projects and writings of Tracy Burkholder
I take walks by myself on a nearly daily basis. Sometimes it’s just up the street to Mt. Tabor Park. Sometimes it’s an urban stroll through a new neighborhood or a trek downtown. But I’ve never headed out of town for a hike on my own. On some level it’s because I have a handful of friends who are always interested in getting out for a walk in the woods and not asking one of them along makes me feel like a bit of a jerk. There’s also the overly-cautious nag in the back of my brain that says what if you fall and no one’s around to help, what if you get lost and no one’s around to help, what if that creaky old car of yours breaks down and no one’s around to help? Beneath the nag there’s also another voice whispering what if you see something so beautiful and there’s no one there to share it with?
It’s not that I don’t enjoy my own company. For the most part, I’m an introvert and fully appreciate the freedom that comes with my solitude. Still, there’s some part of me that has never quite grown out of the girl I once was, the one that wrapped her solitude around herself so tightly it turned into a miserable kind of loneliness. Way back when, I was convinced that what I needed to feel happy was another set of eyes, another body, another heart beside mine to act as witness. The joy that isn’t shared, I’ve heard/dies young. There were years when I carried that closing line from Anne Sexton’s poem “Welcome Morning” around with me like a mantra. Each beautiful thing I experienced while I was alone came with a measure of pain. I thought the pain would go away if someone else was with me.
What I learned over the years was that, more often than not, sharing did indeed remove pain from the experience, but it also made the beauty a bit more shallow. Maybe because it’s too easy for two or more people to cover a moment with conversation so that half our attention is on the words and not on the thing before/around us. Maybe because it can be a bit embarrassing to be overwhelmed that way and so, in the company of others, our awe simmers down into a smile, a pointed finger, a quickly snapped photo.

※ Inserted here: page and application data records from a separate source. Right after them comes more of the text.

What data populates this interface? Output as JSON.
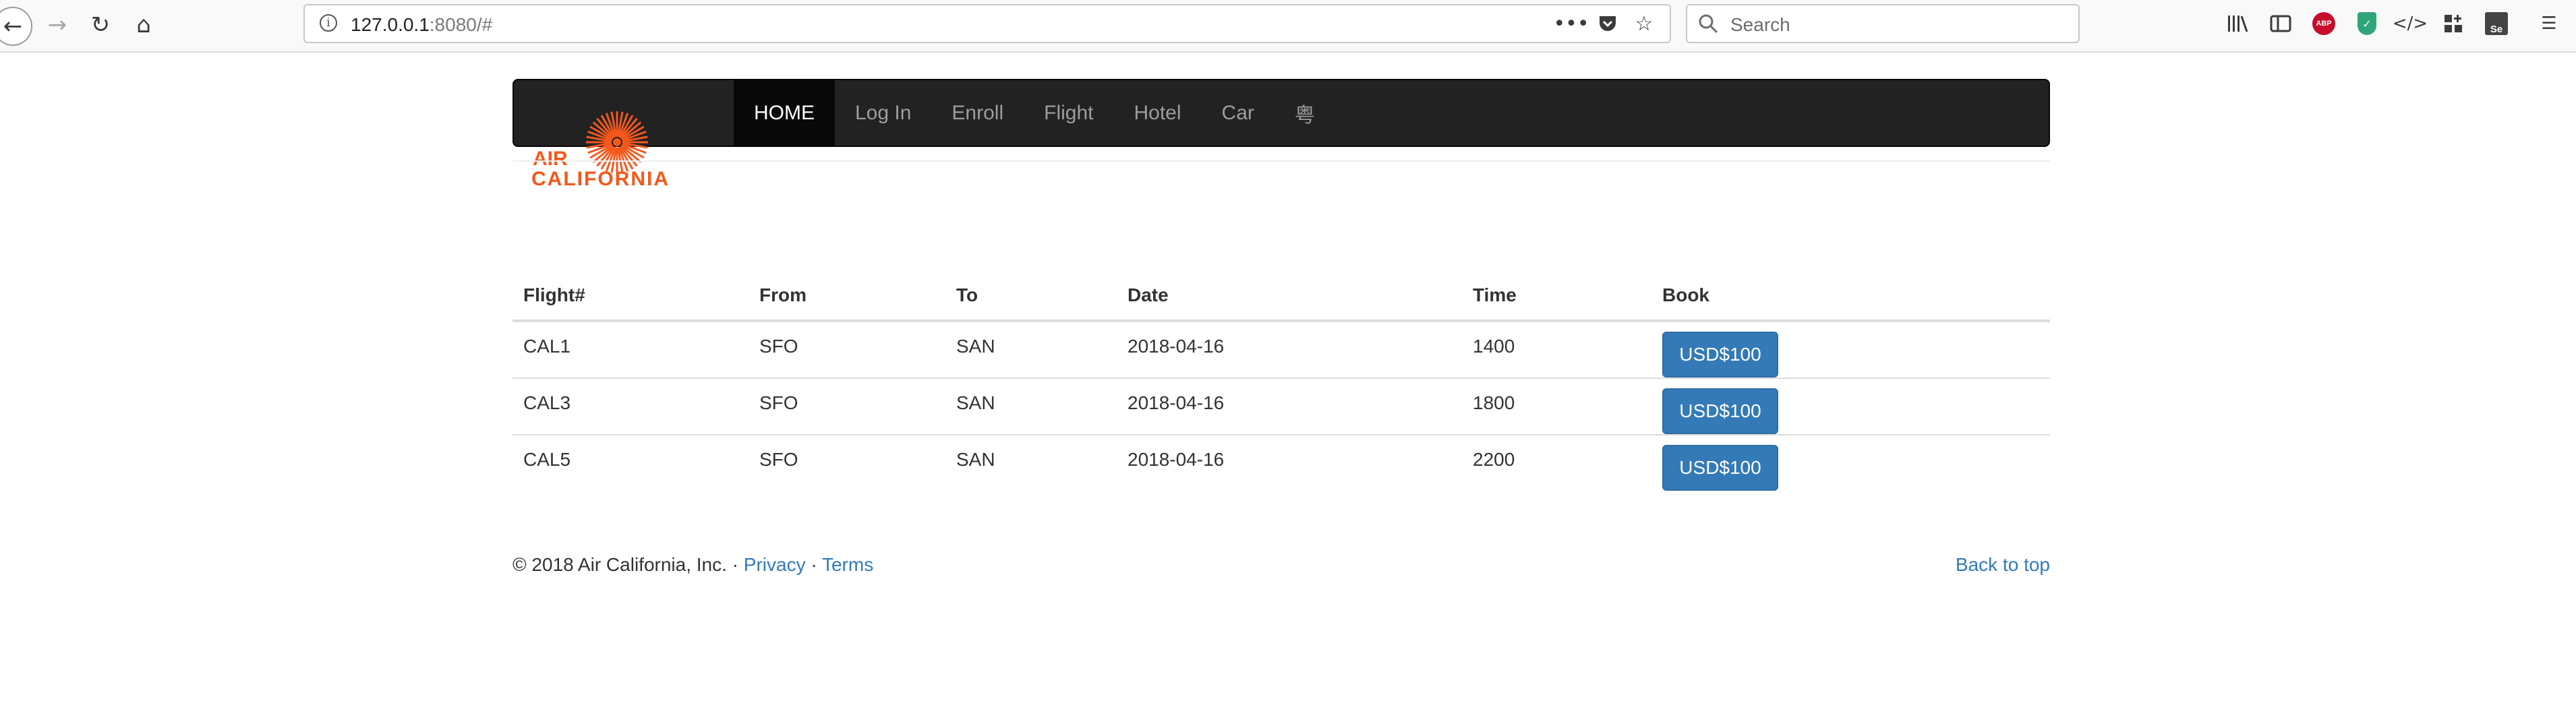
{
  "browser": {
    "url_host": "127.0.0.1",
    "url_rest": ":8080/#",
    "search_placeholder": "Search",
    "abp_label": "ABP",
    "se_label": "Se"
  },
  "navbar": {
    "logo_line1": "AIR",
    "logo_line2": "CALIFORNIA",
    "items": [
      {
        "label": "HOME",
        "active": true
      },
      {
        "label": "Log In"
      },
      {
        "label": "Enroll"
      },
      {
        "label": "Flight"
      },
      {
        "label": "Hotel"
      },
      {
        "label": "Car"
      },
      {
        "label": "粤"
      }
    ]
  },
  "flights": {
    "headers": [
      "Flight#",
      "From",
      "To",
      "Date",
      "Time",
      "Book"
    ],
    "rows": [
      {
        "flight": "CAL1",
        "from": "SFO",
        "to": "SAN",
        "date": "2018-04-16",
        "time": "1400",
        "price": "USD$100"
      },
      {
        "flight": "CAL3",
        "from": "SFO",
        "to": "SAN",
        "date": "2018-04-16",
        "time": "1800",
        "price": "USD$100"
      },
      {
        "flight": "CAL5",
        "from": "SFO",
        "to": "SAN",
        "date": "2018-04-16",
        "time": "2200",
        "price": "USD$100"
      }
    ]
  },
  "footer": {
    "copyright": "© 2018 Air California, Inc. · ",
    "privacy": "Privacy",
    "sep": " · ",
    "terms": "Terms",
    "back_to_top": "Back to top"
  },
  "colors": {
    "navbar_bg": "#222222",
    "link": "#337ab7",
    "button": "#337ab7",
    "logo_orange": "#f4581c"
  }
}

I still took photos while on my hike to the Lyle Cherry Orchard. But the pictures weren’t the point. The point was the long silence of the drive out, without music or chatter. The point was the tart new leaves against the steady dark of the evergreens. The point was the warming air. The click of loose rocks beneath my heels. Lupines and balsamroot and the wonderfully named death camas. The point was my breath breaking through my body as I climbed and climbed and the way it calmed as I sat on the edge of the cliff and looked out at the river and felt like the luckiest person in the world to be sitting inside this paradise. The point was the rhythm of my gate and the stillness in my pauses.
If I’d gone with a friend, all of this would have been there. I would have gained the joy of a shared experience but, chances are, the experience would have had a slightly duller shade. I don’t think it’s inevitable that sharing this kind of beauty automatically weakens it, but I do think that it’s a rare thing when the beauty of a moment is so perfectly matched inside the minds and hearts of two separate people. In my life, there have been only a handful of those moments and they have been bright and odd and elusive.
So does this mean I’m only hiking by myself from now on? No. There’s too much value in the shared joy, the shared friendship. But it does mean I’ll probably take more hikes on my own from now on so that I can wallow in the beauty all by myself with no one around to see.